For several years, the unofficial leader of Bosnia’s Salafi community was Nusret Imamovic, whom the US has now placed on a list of “specially designated global terrorists” for allegedly joining the al-Qaeda- linked Nusra Front in Syria.
He was formerly based in Gornja Maoca, a remote Bosnian village abandoned by Serbs during the war and taken over by Wahhabis, who flew the black banner of Islamic State there earlier this year.
Many Bosnians now with Islamic State and Nusra spent time in Gornja Maoca, as did Mevlid Jasarevic, who is serving 18 years in jail for strafing the US embassy in Sarajevo with more than 100 bullets in 2011.
Emrah Fojnica, a Bosnian who was acquitted of being Jasarevic’s accomplice and also lived for a while in Gornja Maoca, blew himself up last August at a Baghdad market, killing more than 20 people.
Such cases have prompted Bosnia’s security forces to step up raids and arrests against suspected radical Islamists. Last year the country passed a law threatening citizens who fought abroad with a 10-year jail sentence on their return.
In recent weeks, Bosnian prosecutors accused 12 people of travelling to the Middle East to fight for Islamic State, while the US charged six Bosnian immigrants with sending cash and supplies to IS and similar groups.
The successor to Imamovic as Bosnia’s unofficial Wahhabi leader in Bosnia, Husein Bilal Bosnic, is now on trial for inciting terrorism and recruiting for IS.
Azinovic, who is an expert witness for the prosecution in the case, said Bosnia’s rogue preachers often had great sway over their congregation, and particularly those who end up with Islamic State.
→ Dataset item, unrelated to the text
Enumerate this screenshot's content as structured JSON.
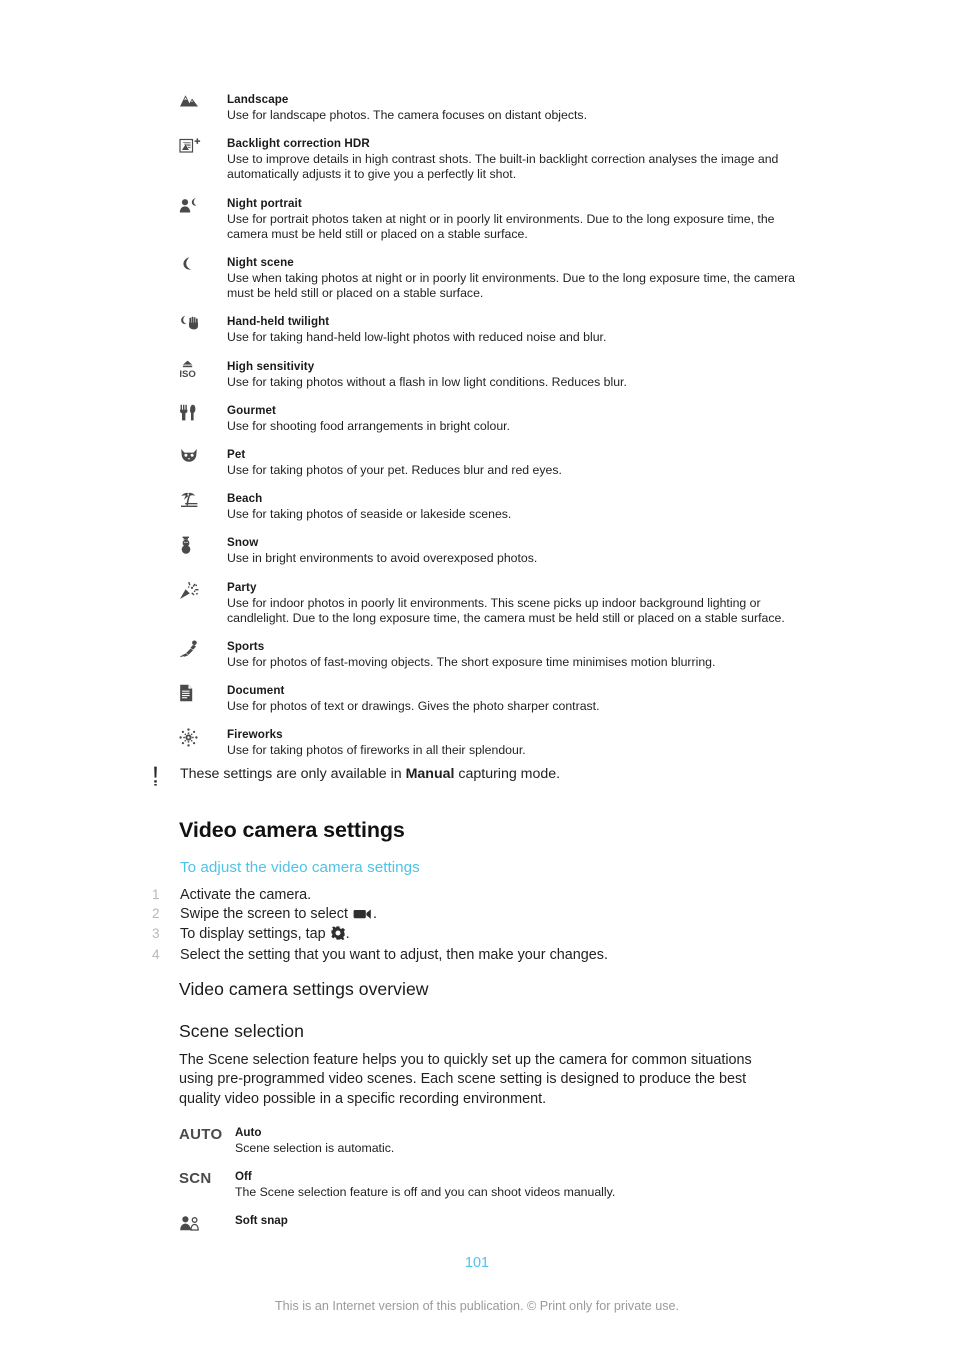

“In very few instances do they [recruits] have more than an elementary school education and I question their ability to grasp the ideas behind the ideology; they want simple instructions on how to live their daily lives,” he said.
“They are on the fringes of society, completely marginalised geographically, socially, economically. They come from places that any individual would be desperate to leave, at any point, to go anywhere.”
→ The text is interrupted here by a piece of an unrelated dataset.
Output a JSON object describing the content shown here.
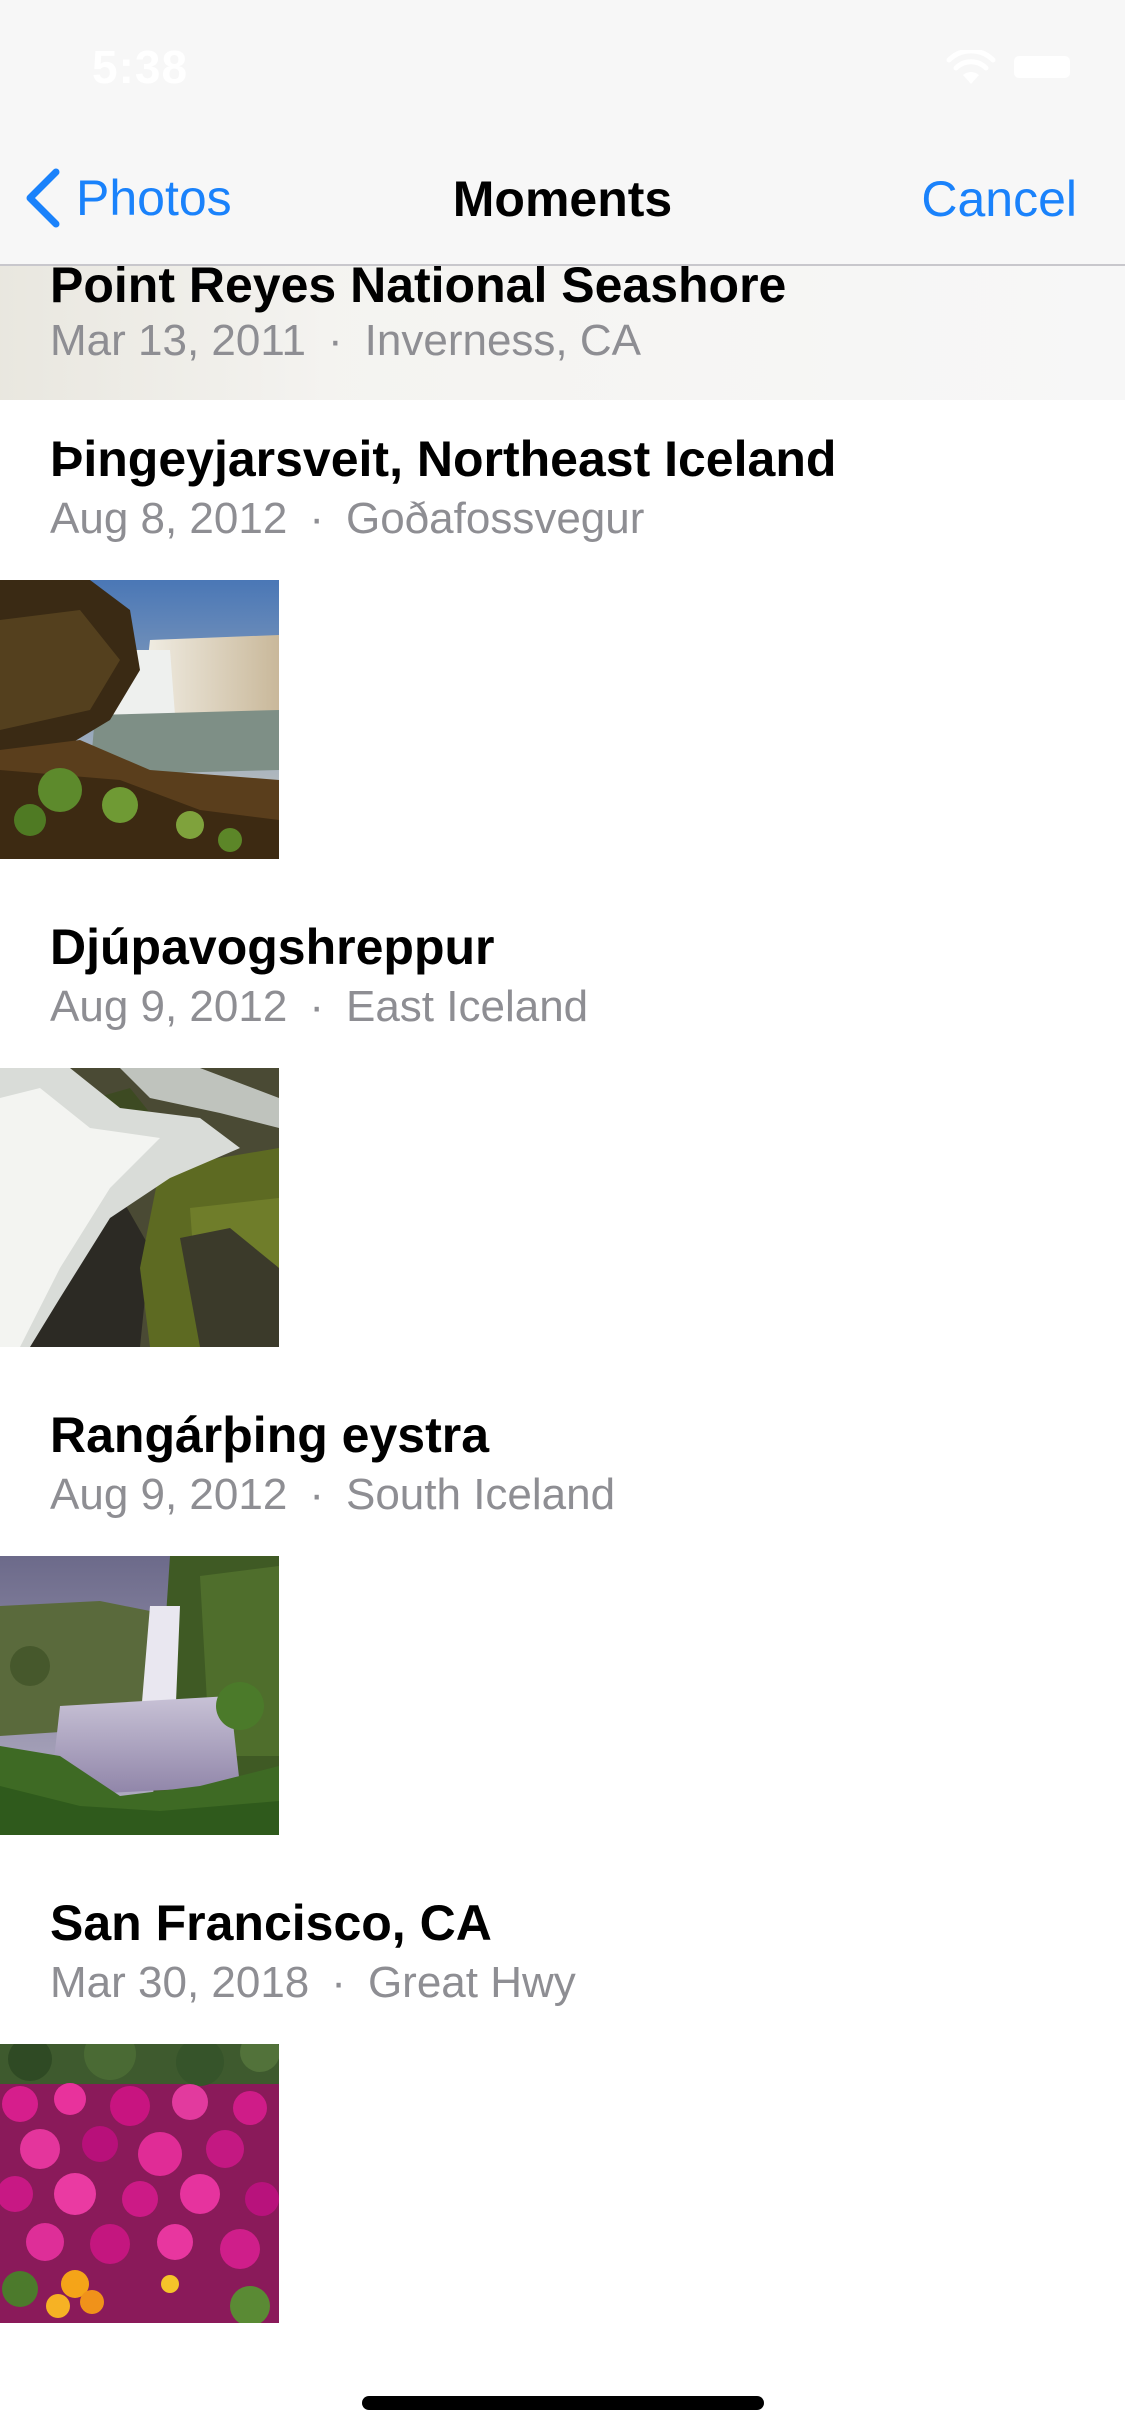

The co-author of a forthcoming study on Balkan fighters in the Middle East, Azinovic said Muslim anger over the 1990s war and genocide – which has provoked remarkably few revenge attacks – is less a factor in pushing Bosnians towards IS than the country’s political, economic and social problems.
“This is a failing state,” he said of a country still run according to a western-designed 1995 peace deal that created a bewildering administrative system in a bid to maintain a balance of power between ethnic groups.
The arrangement lumbered Bosnia with several parliaments, more than a dozen governments at various levels and 22 police agencies, which often refuse to work together and pursue their own interests, paralysing the country.
“Youth unemployment is the highest in the world, around 63 per cent – worse than Gaza. All those young Bosnians have nothing to do, no prospects, and it’s a similar story in Kosovo, ” said Azinovic.
With Bosnia’s politicians characteristically slow to tackle the issue of radicalisation, the country’s Islamic Community – the official Muslim organisation in Bosnia since it was part of the Habsburg Empire – has taken the lead.
The community has urged the authorities to revoke the citizenship of people who fight abroad and asked the Sarajevo embassies of Muslim states to seek its approval before allowing Bosnians to make foreign study trips.
Razim Colic, the community’s director for foreign affairs, said radical Islam had come to Bosnia from outside – first with the 1990s mujahideen and now, above all, from Wahhabis in western Europe – and had little support and shallow roots in the country.
“Bosnians have such a long history of co-operation, and that is coming back after the war,” he said.
“I don’t think radicalisation will live long in Bosnia – our tradition of living together is much stronger than the troubles we have now.”